“Come on, guys, stop speaking so seriously. You are going to make me cry. You are making it seem like Themba’s flat in Sandton is in another province when it’s just a 20-minute drive away.”

They all smile and carry on helping Lelo gather her things. It is a sad moment when Khanya and Zine watch Themba’s car drive away with Lelo in the passenger seat.

Zine starts cooking supper as soon as they get back to the flat. Her mother calls as she is about to add beef cubes to the pot. 

“How are you, Mama?”

“How many children did you leave with me here at home?” says her mom, angrily.

“Three children, Mama,” answers Zine, shyly.

“Have you forgotten you have children? You are so busy with men there in Jozi you forgot to send money to your children!”

“Mama, you know my situation. I work as a domestic worker, I don’t get paid a lot,” says Zine.

“Don’t lie to me, Zine. There is a lot of money in Jozi. Why is it called the place of gold if there is no money there?”

“Mama, not everyone in Jozi is rich. Most people here live from hand to mouth. Most times we are working so that we have enough to eat and a roof over our heads.”

“Zine, there is no food here. Today our supper is only pap. You need to send money for your children.”

“But Mama, where will I get money in the middle of the month?”

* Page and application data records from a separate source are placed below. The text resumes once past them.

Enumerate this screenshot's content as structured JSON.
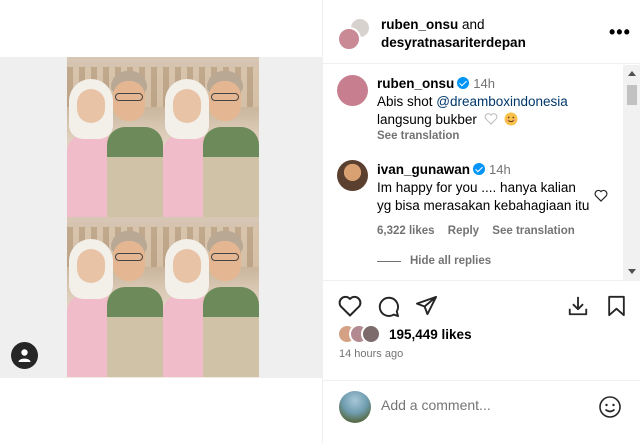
{
  "post": {
    "author": "ruben_onsu",
    "and": "and",
    "collaborator": "desyratnasariterdepan",
    "more_icon": "more-horizontal-icon"
  },
  "comments": [
    {
      "user": "ruben_onsu",
      "verified": true,
      "time": "14h",
      "text_before": "Abis shot ",
      "mention": "@dreamboxindonesia",
      "text_after": " langsung bukber",
      "emojis": [
        "white-heart-icon",
        "smiling-face-icon"
      ],
      "see_translation": "See translation"
    },
    {
      "user": "ivan_gunawan",
      "verified": true,
      "time": "14h",
      "text": "Im happy for you .... hanya kalian yg bisa merasakan kebahagiaan itu",
      "likes": "6,322 likes",
      "reply": "Reply",
      "see_translation": "See translation",
      "hide_replies": "Hide all replies"
    }
  ],
  "actions": {
    "like_icon": "heart-icon",
    "comment_icon": "comment-icon",
    "share_icon": "send-icon",
    "download_icon": "download-icon",
    "save_icon": "bookmark-icon"
  },
  "likes": {
    "count": "195,449 likes"
  },
  "time_ago": "14 hours ago",
  "add_comment": {
    "placeholder": "Add a comment..."
  },
  "colors": {
    "verified": "#0095f6",
    "mention": "#00376b",
    "muted": "#737373",
    "divider": "#efefef"
  }
}
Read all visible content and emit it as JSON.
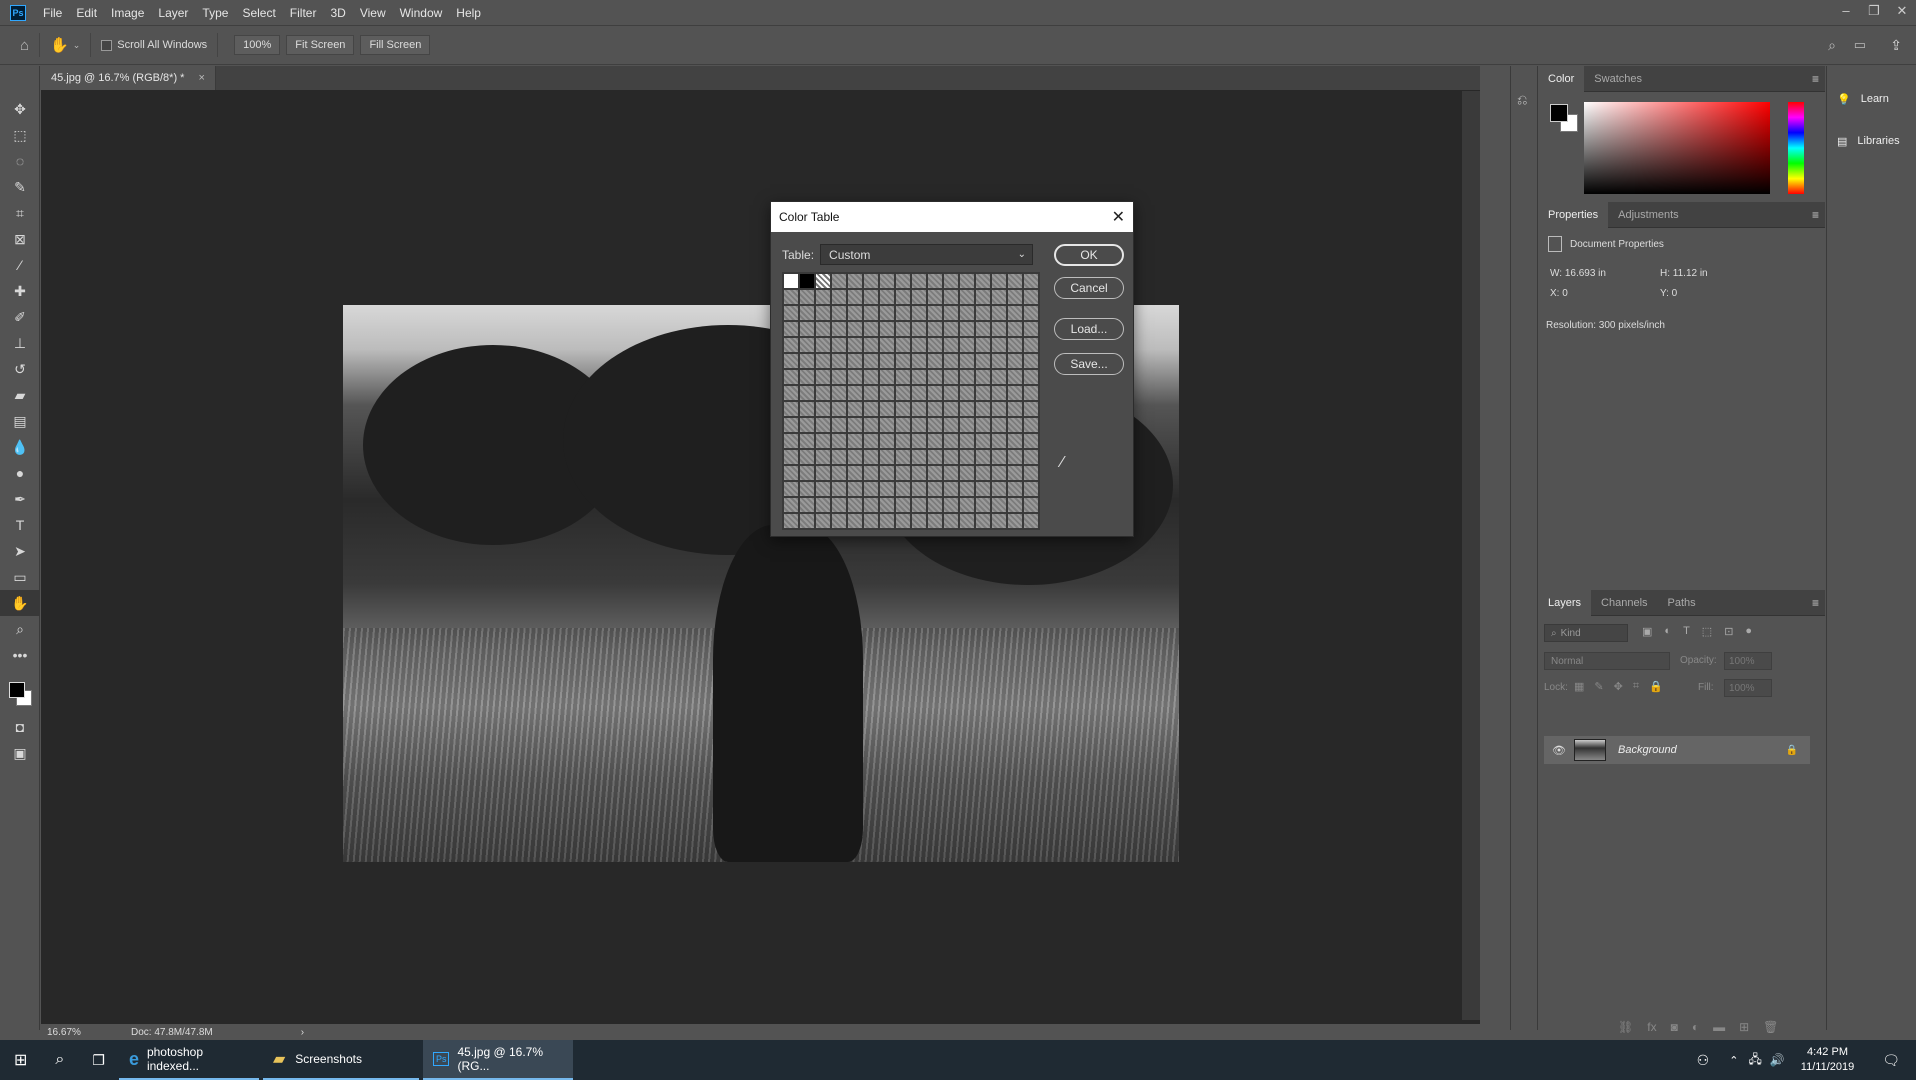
{
  "menubar": {
    "items": [
      "File",
      "Edit",
      "Image",
      "Layer",
      "Type",
      "Select",
      "Filter",
      "3D",
      "View",
      "Window",
      "Help"
    ],
    "logo": "Ps"
  },
  "options": {
    "scroll_all": "Scroll All Windows",
    "zoom": "100%",
    "fit_screen": "Fit Screen",
    "fill_screen": "Fill Screen"
  },
  "document": {
    "tab_title": "45.jpg @ 16.7% (RGB/8*) *",
    "zoom_status": "16.67%",
    "doc_status": "Doc: 47.8M/47.8M"
  },
  "dialog": {
    "title": "Color Table",
    "table_label": "Table:",
    "table_value": "Custom",
    "ok": "OK",
    "cancel": "Cancel",
    "load": "Load...",
    "save": "Save..."
  },
  "color_panel": {
    "tabs": [
      "Color",
      "Swatches"
    ],
    "fg_color": "#000000",
    "bg_color": "#ffffff"
  },
  "properties_panel": {
    "tabs": [
      "Properties",
      "Adjustments"
    ],
    "heading": "Document Properties",
    "w": "W:  16.693 in",
    "h": "H:  11.12 in",
    "x": "X:  0",
    "y": "Y:  0",
    "resolution": "Resolution: 300 pixels/inch"
  },
  "layers_panel": {
    "tabs": [
      "Layers",
      "Channels",
      "Paths"
    ],
    "kind": "Kind",
    "blend": "Normal",
    "opacity_label": "Opacity:",
    "opacity": "100%",
    "lock_label": "Lock:",
    "fill_label": "Fill:",
    "fill": "100%",
    "layer_name": "Background"
  },
  "side_panel": {
    "learn": "Learn",
    "libraries": "Libraries"
  },
  "taskbar": {
    "apps": [
      "photoshop indexed...",
      "Screenshots",
      "45.jpg @ 16.7% (RG..."
    ],
    "time": "4:42 PM",
    "date": "11/11/2019"
  }
}
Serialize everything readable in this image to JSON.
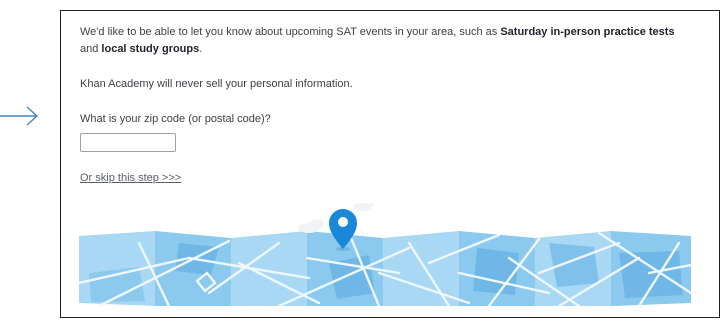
{
  "intro": {
    "text_before": "We'd like to be able to let you know about upcoming SAT events in your area, such as ",
    "bold_1": "Saturday in-person practice tests",
    "text_middle": " and ",
    "bold_2": "local study groups",
    "text_after": "."
  },
  "privacy_note": "Khan Academy will never sell your personal information.",
  "zip": {
    "label": "What is your zip code (or postal code)?",
    "value": "",
    "placeholder": ""
  },
  "skip_link": "Or skip this step >>>",
  "colors": {
    "pin": "#1a87d8",
    "map_light": "#a8d8f3",
    "map_mid": "#8cc9ee",
    "map_dark": "#6fb7e6",
    "road": "#eef7fc",
    "arrow": "#4f81bd"
  },
  "icons": {
    "pointer_arrow": "arrow-right-icon",
    "map_pin": "map-pin-icon"
  }
}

“I don’t know, my child. But know that your children are crying because of hunger. My pension money is not enough to feed them. I’d go out looking for work if I could but I’m too old to work.”

“I understand, Ma. I’ll ask my boss to lend me some money. I’ll try to send something tomorrow if my boss agrees to give me something.”

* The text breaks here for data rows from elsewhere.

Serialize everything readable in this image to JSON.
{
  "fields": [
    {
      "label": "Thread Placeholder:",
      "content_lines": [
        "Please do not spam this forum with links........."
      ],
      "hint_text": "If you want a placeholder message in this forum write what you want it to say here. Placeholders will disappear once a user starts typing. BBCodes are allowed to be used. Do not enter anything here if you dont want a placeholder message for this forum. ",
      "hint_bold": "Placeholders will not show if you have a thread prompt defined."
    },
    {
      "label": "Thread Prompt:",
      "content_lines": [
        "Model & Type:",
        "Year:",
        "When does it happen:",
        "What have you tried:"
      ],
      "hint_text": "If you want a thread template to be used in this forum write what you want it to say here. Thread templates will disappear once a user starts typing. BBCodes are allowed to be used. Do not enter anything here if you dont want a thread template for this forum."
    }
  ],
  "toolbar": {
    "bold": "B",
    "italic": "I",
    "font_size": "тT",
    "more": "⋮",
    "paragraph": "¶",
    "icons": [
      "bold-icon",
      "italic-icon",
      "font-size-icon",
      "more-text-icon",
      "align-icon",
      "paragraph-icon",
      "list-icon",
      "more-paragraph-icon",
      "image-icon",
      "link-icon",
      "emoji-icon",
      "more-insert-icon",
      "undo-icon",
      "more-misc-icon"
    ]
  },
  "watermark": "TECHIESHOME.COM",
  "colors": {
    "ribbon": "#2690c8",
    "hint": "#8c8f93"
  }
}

“OK, I hope your boss gives you something. Have a good night.”

“Good night, Ma. Pass my regards to my babies and everyone at home,” says Zine.

She ends the call and sadness overwhelms her rapidly. The same sadness prevails for an hour after she gets into bed, before she finally falls asleep.

Tell us: What do you think of Khanya’s advice to Zine that she must take care of her man, cook and wash for him, and always respect him?